Report: Insurance industry is limiting terrorism coverage
Study will be highlighted by those advocating that Congress reauthorize the federal government's terrorism risk insurance program.
A Government Accountability Office study released Tuesday found that insurers are unwilling to expand coverage for terrorist attacks involving nuclear, biological, chemical or radiological weapons because the industry has determined such events are not an insurable risk.
The study, requested by House Financial Services Chairman Michael Oxley, R-Ohio, found a limited market for insuring against such catastrophic attacks, with many companies excluding nuclear, biological, chemical or radiological attacks from their property-and-casualty coverage, even though some of those exclusions could be challenged in court.
Additionally, federal auditors found that workers' compensation, life and health insurers cover such catastrophic risks, although companies that provide such policies said the prices they charge might not cover their potential exposure in the event of a nuclear, biological, chemical or radiological attack.
"Given the challenges faced by insurers in providing coverage for, and pricing, NBCR risks, any purely market-driven expansion of coverage is highly unlikely in the foreseeable future," the GAO reported.
The report will be highlighted by those advocating that Congress reauthorize the federal government's terrorism risk insurance program, which expires at the end of 2007, against those who would prefer more of a free-market approach.
The American Insurance Association, representing major insurance groups, is advocating the federal government assume financial responsibility for all chemical, nuclear, biological and radiological attacks and continue a program similar to the current program for conventional attacks.
The report comes one day before the House Financial Services Capital Markets and Oversight subcommittees hold a joint hearing on proposals to reauthorize the program.
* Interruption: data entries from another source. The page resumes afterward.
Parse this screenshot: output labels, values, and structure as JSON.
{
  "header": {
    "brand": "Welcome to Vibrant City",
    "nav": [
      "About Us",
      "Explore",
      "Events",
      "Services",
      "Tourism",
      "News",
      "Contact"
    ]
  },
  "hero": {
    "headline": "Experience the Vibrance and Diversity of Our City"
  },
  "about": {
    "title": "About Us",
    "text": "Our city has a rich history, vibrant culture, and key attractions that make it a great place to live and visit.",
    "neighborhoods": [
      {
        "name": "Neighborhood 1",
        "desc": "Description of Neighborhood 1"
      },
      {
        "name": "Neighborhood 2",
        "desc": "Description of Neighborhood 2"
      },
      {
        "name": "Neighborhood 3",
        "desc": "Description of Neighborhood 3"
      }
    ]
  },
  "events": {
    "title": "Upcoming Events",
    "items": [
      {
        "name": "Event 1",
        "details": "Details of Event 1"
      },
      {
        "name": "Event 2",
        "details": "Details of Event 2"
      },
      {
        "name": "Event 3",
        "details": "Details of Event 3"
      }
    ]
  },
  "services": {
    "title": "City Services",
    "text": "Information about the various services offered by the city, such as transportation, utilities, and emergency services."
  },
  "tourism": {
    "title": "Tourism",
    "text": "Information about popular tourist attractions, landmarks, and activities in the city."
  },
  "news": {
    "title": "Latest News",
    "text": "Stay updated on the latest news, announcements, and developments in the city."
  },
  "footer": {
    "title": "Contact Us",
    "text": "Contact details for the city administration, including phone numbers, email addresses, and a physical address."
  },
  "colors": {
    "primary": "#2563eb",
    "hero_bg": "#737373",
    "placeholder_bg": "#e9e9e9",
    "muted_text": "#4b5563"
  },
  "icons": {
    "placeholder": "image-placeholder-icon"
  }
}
The Treasury Department is scheduled by the end of the week to release its report on recommendations for a long-term fix.
Even though the program does not expire for 15 months, lobbying groups are gearing up. The most prominent group is the Coalition to Insure Against Terrorism, which represents most of the stakeholders, including AIA, the Real Estate Roundtable, the U.S. Chamber of Commerce and the National Association of Realtors.
But members of the coalition have different views for a permanent fix. For example, the Real Estate Roundtable, representing major commercial property owners, is pushing a voluntary system for insurance companies to establish their own pools similar to a system operating in Great Britain.
The AIA has taken a dim view of the pooling proposal for terrorism risk insurance, unsure it would create capacity for insurers to participate in the market. AIA President Marc Racicot said he believed all groups could work together to reach consensus.
"The fact is I don't think anyone is irretrievably entrenched in any particular approach forward. We have begun, perhaps, from different perspectives, with certain presumptions in mind -- mainly that TRIA has worked. We are beginning to explore concepts and to work with one another to come up with the best policy perspective that we can," Racicot said.